Now, let's talk about someone who is seriously funny most of the time, Peter Gilliam of Monty Python fame. He can make almost anything seem funny. Almost, but not quite when he tried to make bureaucracy seem funny in Brazil, a 1985 film about a retro futuristic technocrat who becomes a public enemy while attempting to correct a bureaucratic mistake. (You were wondering how I was going to connect this to the subject of “Brazil”, weren't you? Don't worry, I wander off in the next paragraph.)
What could possibly be funny about bureaucracy? Nothing. That's probably why the film bombed – less than $10 million earned on a film that cost $15 million to make. I know. I once was a bureaucrat. I worked for the Social Security Administration as a Post Entitlement Adjudicator – you have to love that job title – while attending law school at night. I was sucked into civil service by John Kennedy's inspiring “Ask not...” speech.
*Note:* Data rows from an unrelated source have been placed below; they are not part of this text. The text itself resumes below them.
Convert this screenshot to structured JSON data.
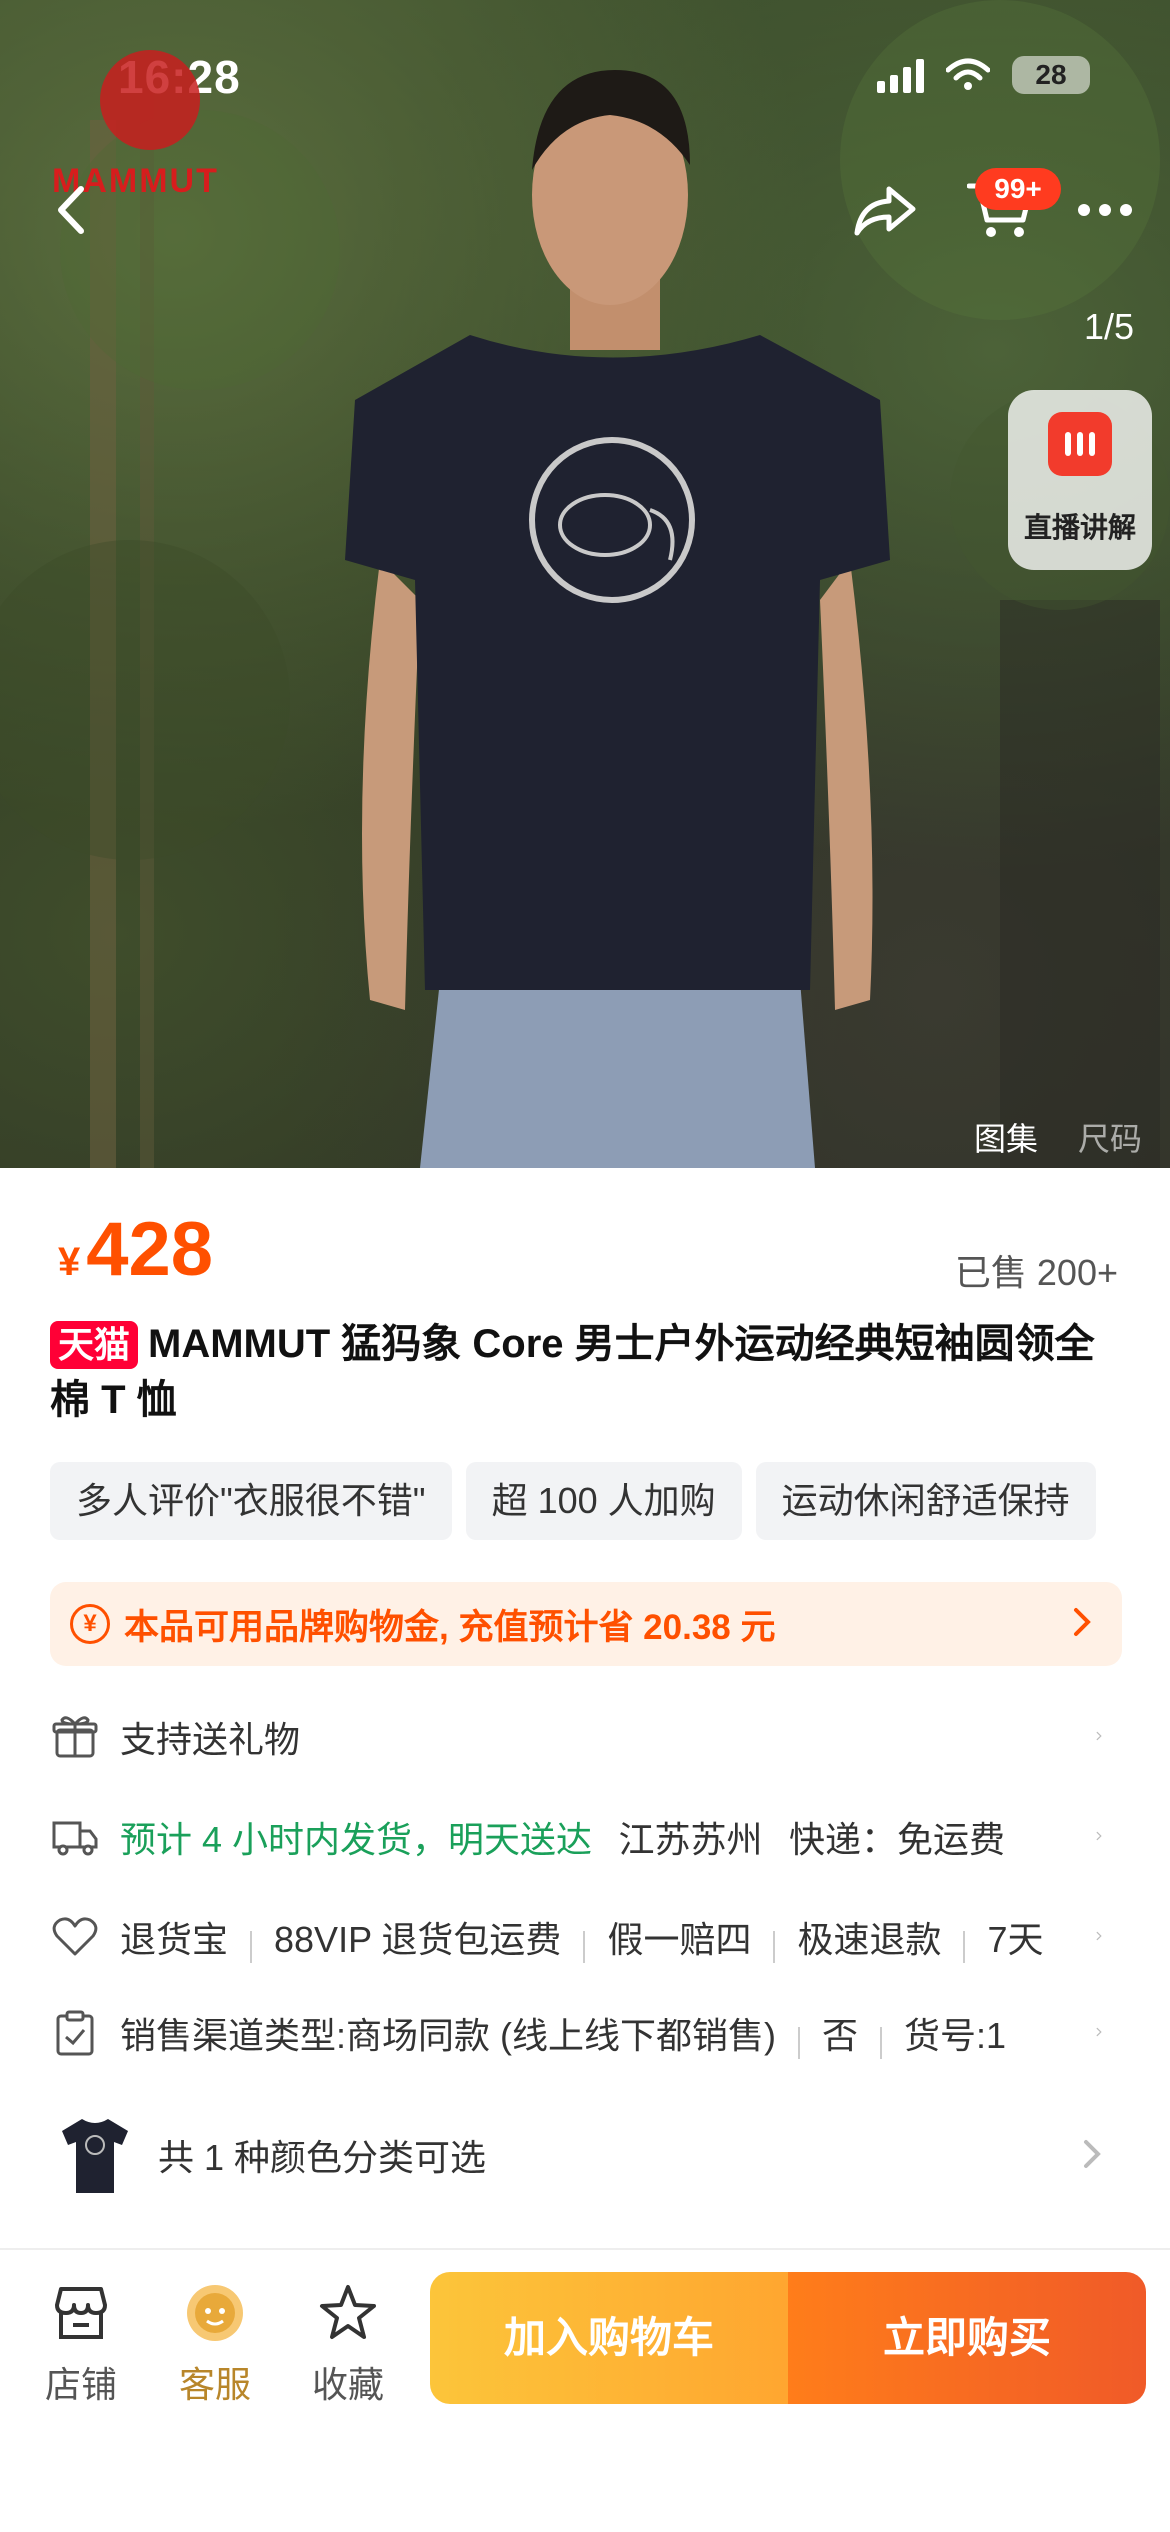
{
  "status_bar": {
    "time": "16:28",
    "battery": "28"
  },
  "brand": {
    "logo_text": "MAMMUT"
  },
  "nav": {
    "cart_badge": "99+"
  },
  "gallery": {
    "counter": "1/5",
    "live_label": "直播讲解",
    "tab_gallery": "图集",
    "tab_size": "尺码"
  },
  "product": {
    "price_symbol": "¥",
    "price": "428",
    "sold": "已售 200+",
    "tmall_badge": "天猫",
    "title": "MAMMUT 猛犸象 Core 男士户外运动经典短袖圆领全棉 T 恤"
  },
  "tags": [
    "多人评价\"衣服很不错\"",
    "超 100 人加购",
    "运动休闲舒适保持"
  ],
  "coupon": {
    "text": "本品可用品牌购物金, 充值预计省 20.38 元"
  },
  "services": {
    "gift": "支持送礼物",
    "shipping_green": "预计 4 小时内发货，明天送达",
    "shipping_location": "江苏苏州",
    "shipping_fee": "快递：免运费",
    "returns": [
      "退货宝",
      "88VIP 退货包运费",
      "假一赔四",
      "极速退款",
      "7天"
    ],
    "params": [
      "销售渠道类型:商场同款 (线上线下都销售)",
      "否",
      "货号:1"
    ]
  },
  "variant": {
    "text": "共 1 种颜色分类可选"
  },
  "bottom": {
    "shop": "店铺",
    "service": "客服",
    "favorite": "收藏",
    "add_cart": "加入购物车",
    "buy_now": "立即购买"
  },
  "colors": {
    "accent": "#ff5000",
    "tmall": "#ff0036",
    "green": "#1aa05a"
  }
}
What could I do for my country? Little, actually, while working as a civil servant.
I worked at the Baltimore Payment Center on the sprawling Social Security campus at Woodlawn, Maryland. Sprawling? Teeming might be a better word. More than seventeen thousand bureaucrats worked at that one facility at that time. My job encompassed changes in disability benefit payments after the initial award had been made.
During my tenure at this post the Administration made the change from manual to automated processing of disability benefit checks. The project went south quickly and after six months, many of the disability beneficiaries and their families stopped receiving their monthly stipends because of a failure to encode benefit changes in a manner that the computer understood. Sometime during the third month of this circus I had the temerity to suggest that we get together with the computer programmers to discuss what was going wrong and how we might correct the problem. Unfortunately, bureaucrats are more concerned with doing things according to fixed regulations rather than accomplishing anything. If there is an error in a regulation, the bureaucrats must wait until Congress fixes it, and we all know how efficient that process is. Thus, this problem persisted until I escaped to the relative sanity of the Army and the war in Vietnam more than six months later. I don't know when they ever got it fixed.
I am reminded of this experience every time I listen to my more socially conscious friends advocating another government entitlement program or to expand an existing one, all efforts to make it more intrusive into our lives. I am sorry that life has fashioned me into such a curmudgeon that I rail against every attempt to grow our government. Every visit to the U.S. Debt Clock makes me even more curmudgeony.
Incidentally, Peter Gilliam's film had no more to do with Brazil than does this posting. The hero of the story, Sam, hums the song Brazil by Geoff Muldaur, at the end of the film as he is being diagnosed catatonic. I can relate. I almost became catatonic – an alcoholic at the very least – working as a bureaucrat.